Serving as moderator for the program was M.J. “Jay” Brodie, the retired head of the Baltimore Development Corp. Brodie made a case for the use of incentives, reminding the audience of the decades-long loss of population and the eroding tax base that have placed Baltimore city on an uneven playing field. To manage its budget the city has a property tax rate twice as high as rates prevailing in the surrounding counties. As a result, the city has resorted to using incentives, such as TIFs, to move development forward. The TIF uses the future property tax revenues attributed to a project to pay off the bonds issued at the start of a project to fund infrastructure and other project-related costs.

Sometimes you hit a home run. A case in point: a BDC loan extended to a startup firm with two employees located on Wicomico Street, in one of the city’s older industrial districts. Those two were Kevin Plank and his brother, Scott, the founders of Under Armour.
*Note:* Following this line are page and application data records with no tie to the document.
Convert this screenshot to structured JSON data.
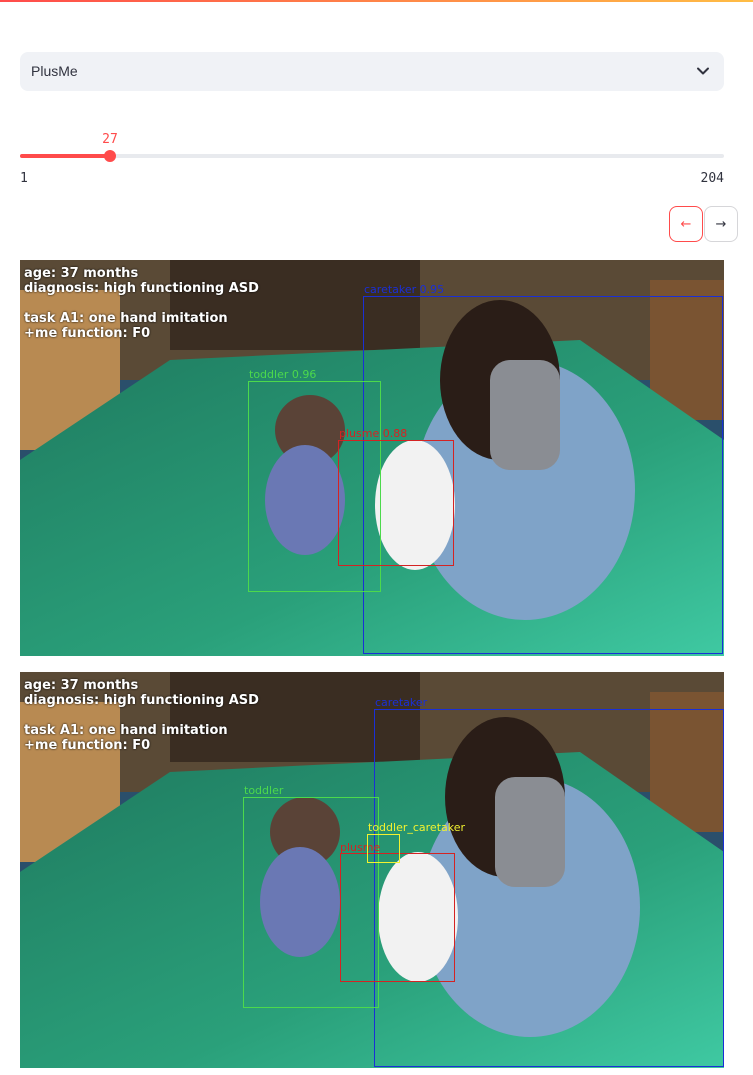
{
  "select": {
    "value": "PlusMe",
    "icon": "chevron-down-icon"
  },
  "slider": {
    "current": "27",
    "min": "1",
    "max": "204",
    "value": 27,
    "range": [
      1,
      204
    ]
  },
  "nav": {
    "prev_icon": "←",
    "next_icon": "→"
  },
  "frames": [
    {
      "info": {
        "age": "age: 37 months",
        "diagnosis": "diagnosis: high functioning ASD",
        "task": "task A1: one hand imitation",
        "function": "+me function: F0"
      },
      "detections": {
        "caretaker": "caretaker 0.95",
        "toddler": "toddler 0.96",
        "plusme": "plusme 0.88"
      }
    },
    {
      "info": {
        "age": "age: 37 months",
        "diagnosis": "diagnosis: high functioning ASD",
        "task": "task A1: one hand imitation",
        "function": "+me function: F0"
      },
      "detections": {
        "caretaker": "caretaker",
        "toddler": "toddler",
        "toddler_caretaker": "toddler_caretaker",
        "plusme": "plusme"
      }
    }
  ],
  "colors": {
    "accent": "#ff4b4b",
    "caretaker_box": "#1a2fd6",
    "toddler_box": "#4cd94c",
    "plusme_box": "#d42323",
    "interaction_box": "#f2f230"
  }
}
Attorney Gregory Hummel, in for the day from Chicago, next took the podium. Hummel is a senior partner with the international law firm Bryan Cave LLP, who has advised clients nationally and internationally in matters relating to the use of tax credits or tax-exempt debt for economic development. His hometown has used TIFs extensively, with more than 150 TIFs active as of the end of 2012. Indeed, TIFs are credited with playing a major role in the renovation of many of Chicago’s public schools, though not without controversy.

As the conversation turned to the several panelists distributed around the room, City Councilman Carl Stokes voiced his opinion that an aggressive program of property tax reduction would reduce the need to offer development incentives. Developer Bill Struever, principal at Cross Street Partnership, presented his view that problems start with the state real property assessment process. Citing a residential unit at one of his earlier developments, Clipper Mill, the problem is one of under-assessment. Starting with an assessment well below the purchase price, followed by a downward reassessment, the homestead tax credit would ensure that the local tax collector will never capture revenues reflecting the true market value of the property.
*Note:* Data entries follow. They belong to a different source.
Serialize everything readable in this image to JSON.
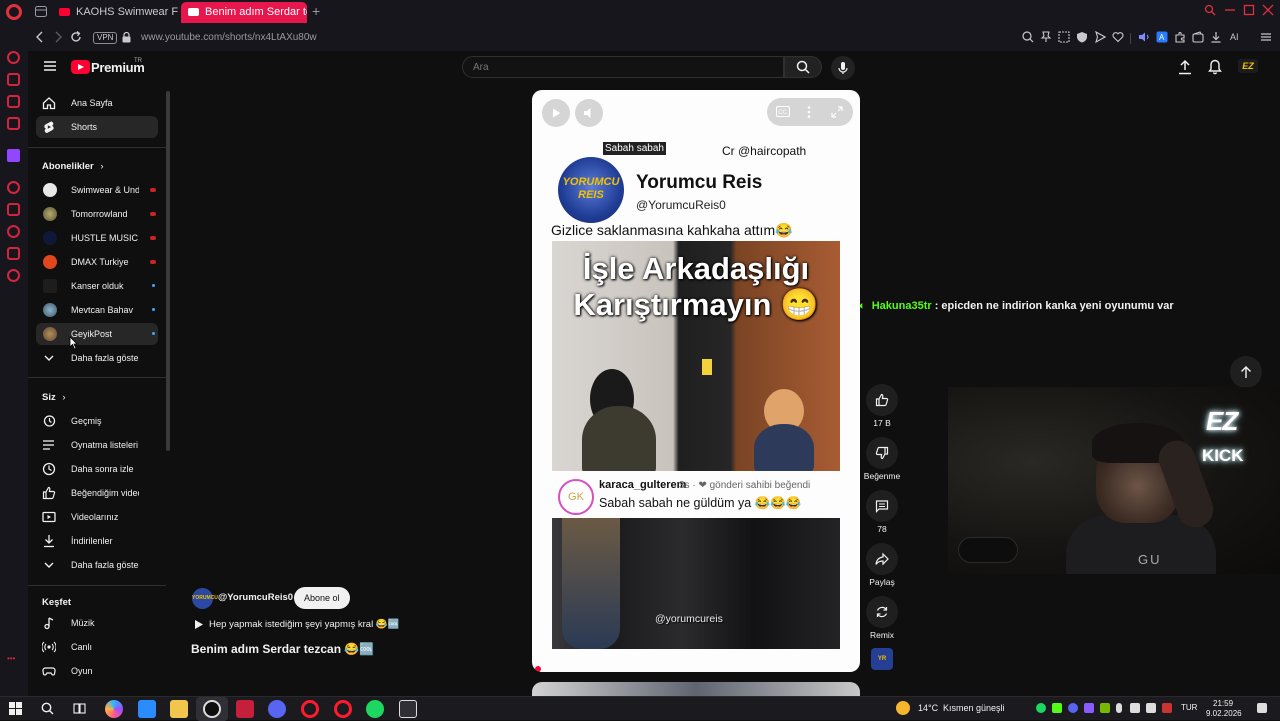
{
  "browser": {
    "tabs": [
      {
        "label": "KAOHS Swimwear Fashion",
        "active": false
      },
      {
        "label": "Benim adım Serdar tezcan",
        "active": true
      }
    ],
    "vpn_label": "VPN",
    "url": "www.youtube.com/shorts/nx4LtAXu80w",
    "ai_label": "AI"
  },
  "masthead": {
    "brand": "Premium",
    "country": "TR",
    "search_placeholder": "Ara",
    "channel_badge": "EZ"
  },
  "guide": {
    "home": "Ana Sayfa",
    "shorts": "Shorts",
    "subscriptions_header": "Abonelikler",
    "subscriptions": [
      {
        "name": "Swimwear & Und...",
        "status": "live"
      },
      {
        "name": "Tomorrowland",
        "status": "live"
      },
      {
        "name": "HUSTLE MUSIC (...",
        "status": "live"
      },
      {
        "name": "DMAX Turkiye",
        "status": "live"
      },
      {
        "name": "Kanser olduk",
        "status": "new"
      },
      {
        "name": "Mevtcan Bahav",
        "status": "new"
      },
      {
        "name": "GeyikPost",
        "status": "new"
      }
    ],
    "show_more_subs": "Daha fazla göster",
    "you_header": "Siz",
    "you_items": [
      {
        "label": "Geçmiş",
        "icon": "history-icon"
      },
      {
        "label": "Oynatma listeleri",
        "icon": "playlists-icon"
      },
      {
        "label": "Daha sonra izle",
        "icon": "watch-later-icon"
      },
      {
        "label": "Beğendiğim videolar",
        "icon": "liked-icon"
      },
      {
        "label": "Videolarınız",
        "icon": "your-videos-icon"
      },
      {
        "label": "İndirilenler",
        "icon": "downloads-icon"
      }
    ],
    "show_more_you": "Daha fazla göster",
    "explore_header": "Keşfet",
    "explore_items": [
      {
        "label": "Müzik",
        "icon": "music-icon"
      },
      {
        "label": "Canlı",
        "icon": "live-icon"
      },
      {
        "label": "Oyun",
        "icon": "gaming-icon"
      }
    ]
  },
  "short": {
    "caption_tag": "Sabah sabah",
    "credit": "Cr @haircopath",
    "logo_text": "YORUMCU REIS",
    "channel_name": "Yorumcu Reis",
    "channel_handle": "@YorumcuReis0",
    "top_caption": "Gizlice saklanmasına kahkaha attım😂",
    "overlay_title": "İşle Arkadaşlığı Karıştırmayın 😁",
    "comment_avatar": "GK",
    "comment_user": "karaca_gulterem",
    "comment_meta": "3s · ❤ gönderi sahibi beğendi",
    "comment_text": "Sabah sabah ne güldüm ya 😂😂😂",
    "watermark": "@yorumcureis"
  },
  "actions": {
    "like_count": "17 B",
    "dislike_label": "Beğenme",
    "comments_count": "78",
    "share_label": "Paylaş",
    "remix_label": "Remix"
  },
  "meta": {
    "avatar_text": "YORUMCU",
    "channel": "@YorumcuReis0",
    "subscribe": "Abone ol",
    "description": "Hep yapmak istediğim şeyi yapmış kral 😂🆒",
    "title": "Benim adım Serdar tezcan 😂🆒"
  },
  "stream": {
    "chat_user": "Hakuna35tr",
    "chat_message": ": epicden ne indirion kanka yeni oyunumu var",
    "neon_top": "EZ",
    "neon_bottom": "KICK",
    "shirt_text": "GU"
  },
  "taskbar": {
    "temperature": "14°C",
    "weather": "Kısmen güneşli",
    "language": "TUR",
    "time": "21:59",
    "date": "9.02.2026"
  },
  "colors": {
    "youtube_red": "#ff0033",
    "opera_red": "#e0313d",
    "active_tab": "#e7174d",
    "chat_green": "#53fc18"
  }
}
Ultimately, as one might have expected, the conversation came around to the proposed Harbor Point project, where Beatty Development Group LLC has planned a mixed-use development, highlighted by the new Baltimore headquarters location of utility giant Exelon Corp. Over heated community opposition, the project secured a $107 million TIF designed to fund streets, public utilities and public open space, in addition to the benefits of being located in a state enterprise zone.

Reflecting on the acrimonious debate over the summer months, Brodie suggested that the criticism of the project at times became very personal, directed at the principal developer, rather than the merits of the project. He expressed the concern that this type of opposition might discourage other developers from investing in the city.

Councilman Stokes was not persuaded by this concern. Rather, after repeated rounds of incentives being made available to developers, he is still waiting to see the benefits accruing to his constituents.

While the notion did not come up in the free-ranging forum, perhaps Baltimore might consider a Community Benefits Agreement that could account for the needs of affected, off-site communities.

After all, there is a precedent for this in Maryland. Consider the legislation that provided grants to designated local communities affected by the location of casino slot machines or racetrack facilities. Of the state’s total proceeds, 5.5 percent are allocated as “local impact aid”. Under the law, for example, the Pimlico community is the beneficiary of about $2 million annually from this source of funds.

Is this something for BDC to consider in future projects, serving the interests of both local communities and private developers?

Joe Nathanson heads Urban Information Associates, Inc., a Baltimore-based economic and community development consulting firm. He writes a monthly column for The Daily Record and can be contacted at [email protected]